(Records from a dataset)
################
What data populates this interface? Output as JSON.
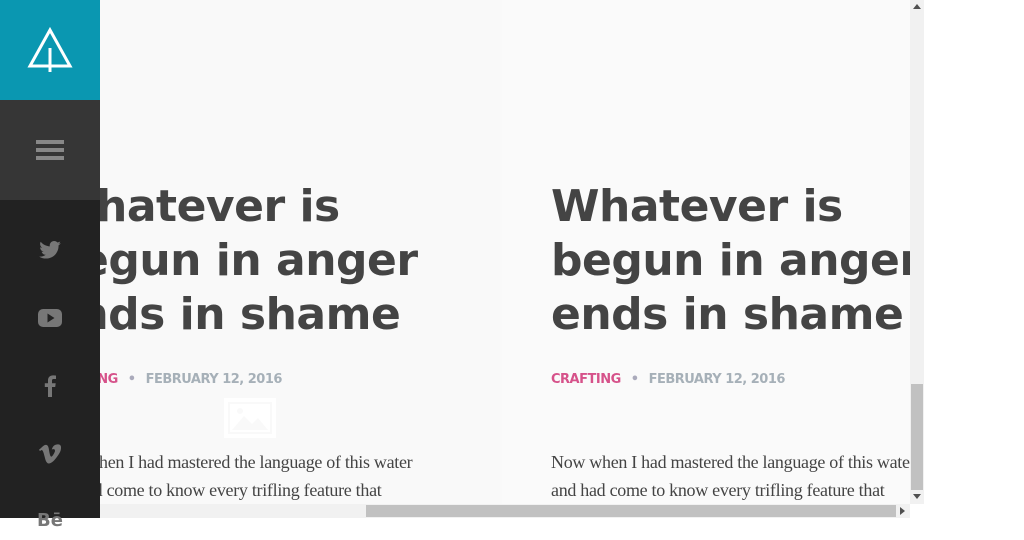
{
  "sidebar": {
    "brand_color": "#0a97b1",
    "logo_icon": "tree-logo-icon",
    "menu_icon": "hamburger-menu-icon",
    "social": [
      {
        "name": "twitter-icon",
        "glyph": "🐦"
      },
      {
        "name": "youtube-icon",
        "glyph": "▶"
      },
      {
        "name": "facebook-icon",
        "glyph": "f"
      },
      {
        "name": "vimeo-icon",
        "glyph": "v"
      },
      {
        "name": "behance-icon",
        "glyph": "Bē"
      }
    ]
  },
  "posts": [
    {
      "title_lines": [
        "Whatever is",
        "begun in anger",
        "ends in shame"
      ],
      "category": "CRAFTING",
      "separator": "•",
      "date": "FEBRUARY 12, 2016",
      "excerpt_lines": [
        "Now when I had mastered the language of this water",
        "and had come to know every trifling feature that"
      ]
    },
    {
      "title_lines": [
        "Whatever is",
        "begun in anger",
        "ends in shame"
      ],
      "category": "CRAFTING",
      "separator": "•",
      "date": "FEBRUARY 12, 2016",
      "excerpt_lines": [
        "Now when I had mastered the language of this water",
        "and had come to know every trifling feature that"
      ]
    }
  ],
  "colors": {
    "category": "#d6528a",
    "date": "#a6b0b8",
    "title": "#444444"
  }
}
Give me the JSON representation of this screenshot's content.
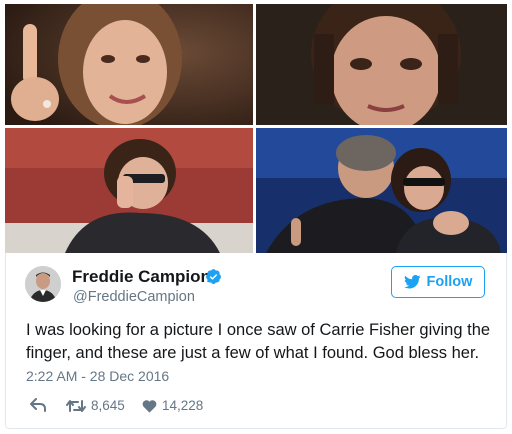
{
  "images": [
    {
      "alt": "photo-top-left"
    },
    {
      "alt": "photo-top-right"
    },
    {
      "alt": "photo-bottom-left"
    },
    {
      "alt": "photo-bottom-right"
    }
  ],
  "tweet": {
    "display_name": "Freddie Campion",
    "handle": "@FreddieCampion",
    "follow_label": "Follow",
    "text": "I was looking for a picture I once saw of Carrie Fisher giving the finger, and these are just a few of what I found. God bless her.",
    "timestamp": "2:22 AM - 28 Dec 2016",
    "retweets": "8,645",
    "likes": "14,228"
  },
  "colors": {
    "accent": "#1da1f2",
    "muted": "#657786",
    "text": "#14171a"
  },
  "icons": {
    "verified": "verified-badge-icon",
    "follow": "twitter-bird-icon",
    "reply": "reply-arrow-icon",
    "retweet": "retweet-icon",
    "like": "heart-icon"
  }
}
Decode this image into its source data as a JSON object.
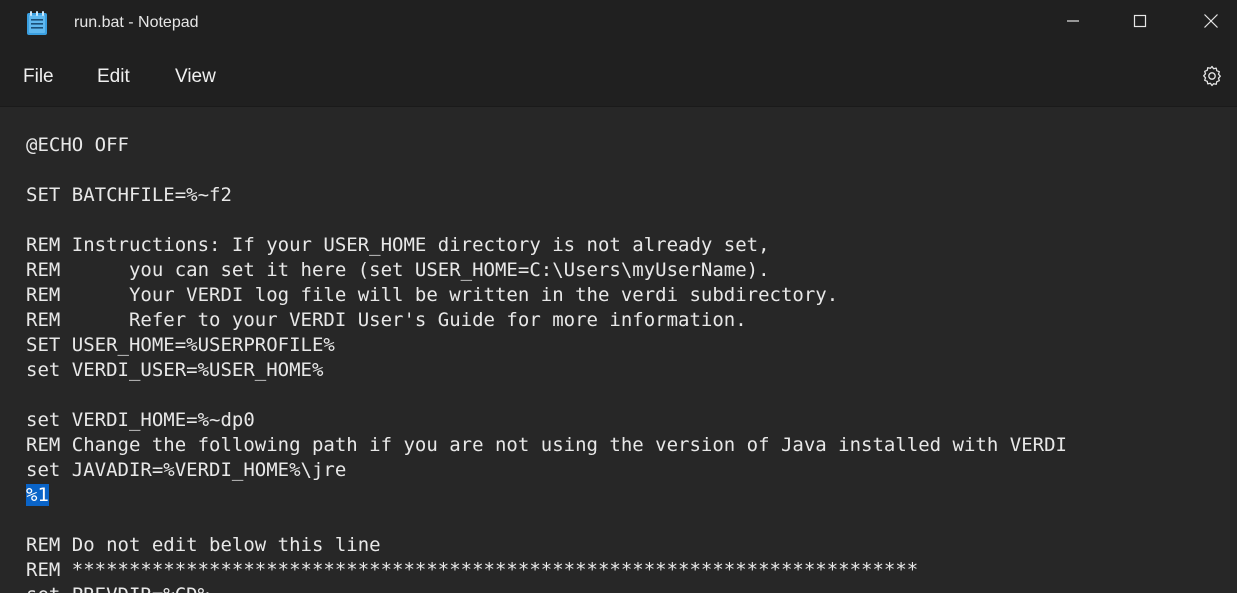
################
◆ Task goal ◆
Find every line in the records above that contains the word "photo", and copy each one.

◆ Result for this exercise ◆
      "alt": "photo-top-left"
      "alt": "photo-top-right"
      "alt": "photo-bottom-left"
      "alt": "photo-bottom-right"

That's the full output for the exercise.